#### [Component data from apps and pages]
━━━
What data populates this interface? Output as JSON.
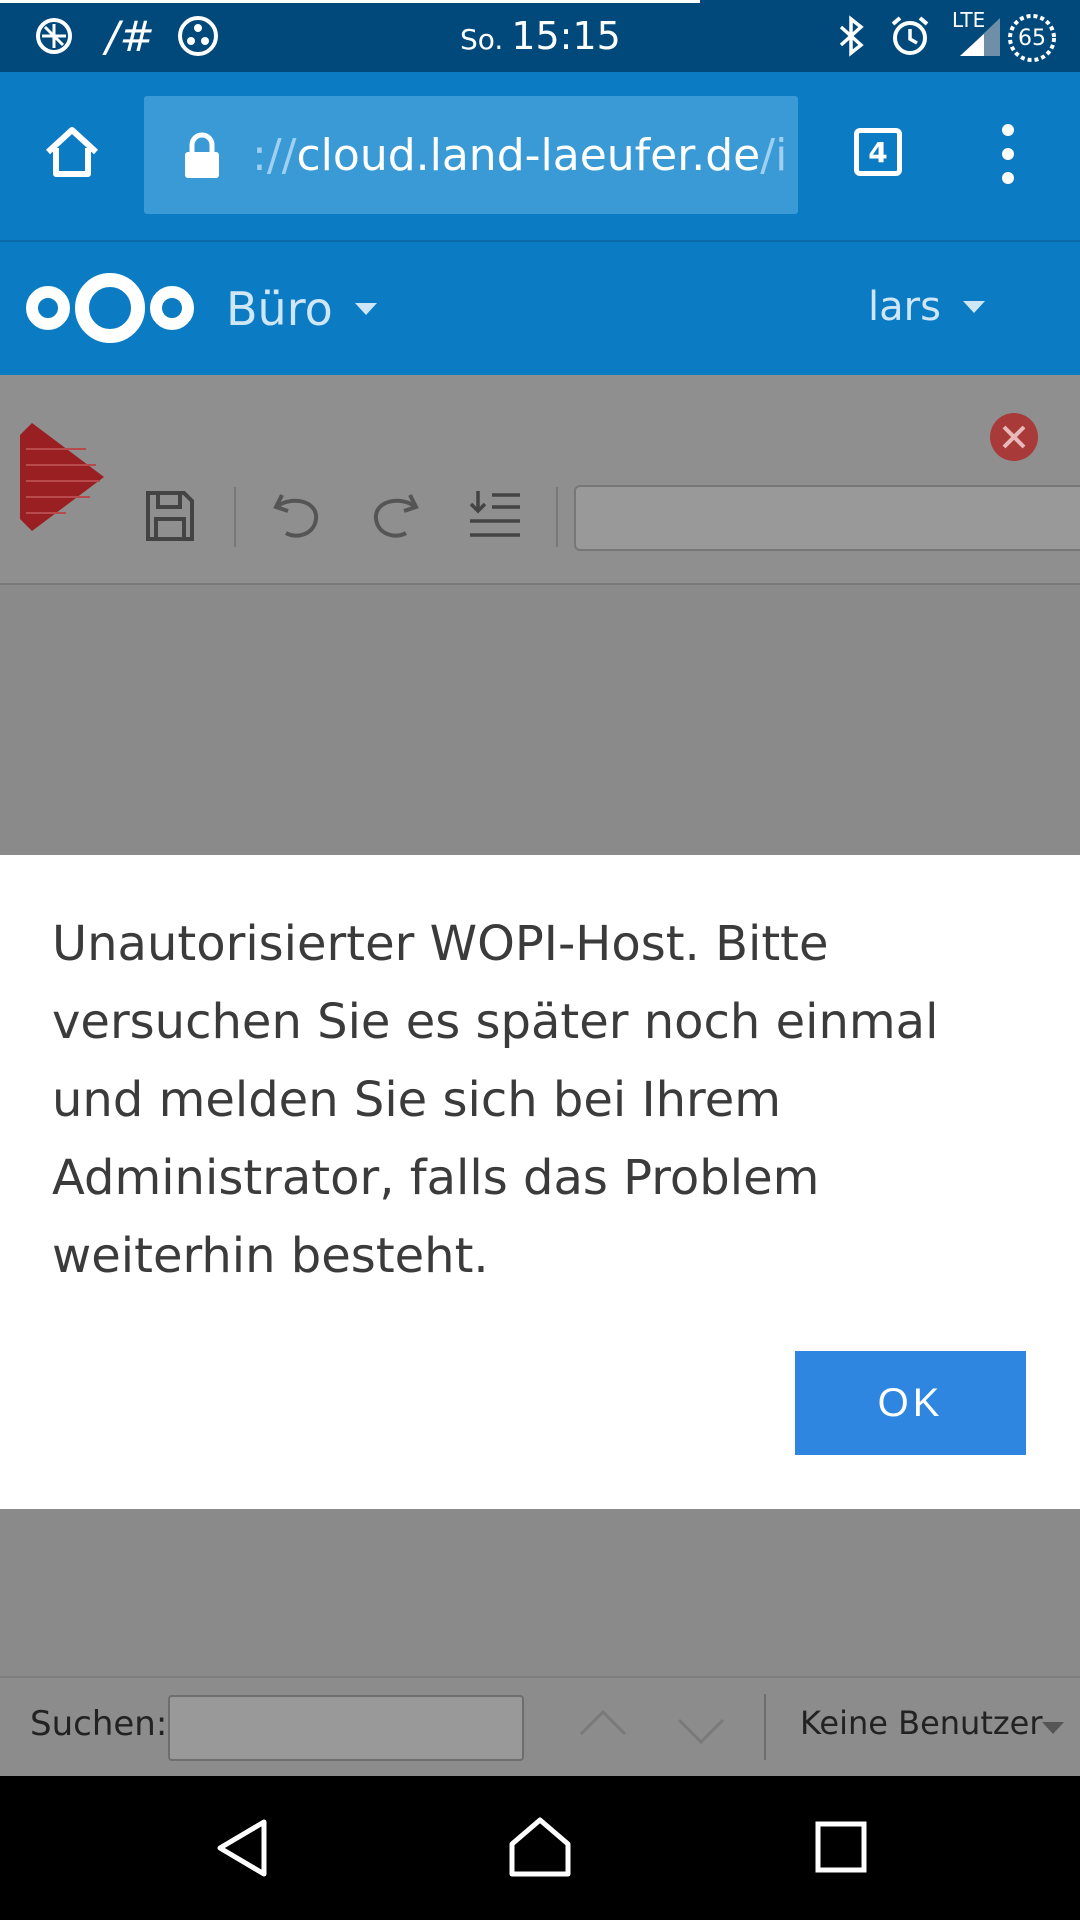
{
  "status_bar": {
    "left_icons": [
      "app-icon",
      "hash-icon",
      "dots-app-icon"
    ],
    "hash_text": "/#",
    "day": "So.",
    "time": "15:15",
    "right_icons": [
      "bluetooth-icon",
      "alarm-icon",
      "signal-icon",
      "battery-icon"
    ],
    "network": "LTE",
    "battery": "65"
  },
  "browser": {
    "url_scheme": "://",
    "url_host": "cloud.land-laeufer.de",
    "url_rest": "/i",
    "tab_count": "4",
    "colors": {
      "toolbar": "#0b7bc4",
      "urlbox": "#3a9ad6"
    }
  },
  "nextcloud": {
    "app_menu": "Büro",
    "user_menu": "lars"
  },
  "dialog": {
    "message": "Unautorisierter WOPI-Host. Bitte versuchen Sie es später noch einmal und melden Sie sich bei Ihrem Administrator, falls das Problem weiterhin besteht.",
    "ok_label": "OK",
    "colors": {
      "ok_button": "#2f86e0"
    }
  },
  "search_bar": {
    "label": "Suchen:",
    "input_value": "",
    "users_select": "Keine Benutzer"
  }
}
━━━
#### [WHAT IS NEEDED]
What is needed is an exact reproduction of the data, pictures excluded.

#### [EXERCISE ANSWER]
What data populates this interface? Output as JSON.
{
  "status_bar": {
    "left_icons": [
      "app-icon",
      "hash-icon",
      "dots-app-icon"
    ],
    "hash_text": "/#",
    "day": "So.",
    "time": "15:15",
    "right_icons": [
      "bluetooth-icon",
      "alarm-icon",
      "signal-icon",
      "battery-icon"
    ],
    "network": "LTE",
    "battery": "65"
  },
  "browser": {
    "url_scheme": "://",
    "url_host": "cloud.land-laeufer.de",
    "url_rest": "/i",
    "tab_count": "4",
    "colors": {
      "toolbar": "#0b7bc4",
      "urlbox": "#3a9ad6"
    }
  },
  "nextcloud": {
    "app_menu": "Büro",
    "user_menu": "lars"
  },
  "dialog": {
    "message": "Unautorisierter WOPI-Host. Bitte versuchen Sie es später noch einmal und melden Sie sich bei Ihrem Administrator, falls das Problem weiterhin besteht.",
    "ok_label": "OK",
    "colors": {
      "ok_button": "#2f86e0"
    }
  },
  "search_bar": {
    "label": "Suchen:",
    "input_value": "",
    "users_select": "Keine Benutzer"
  }
}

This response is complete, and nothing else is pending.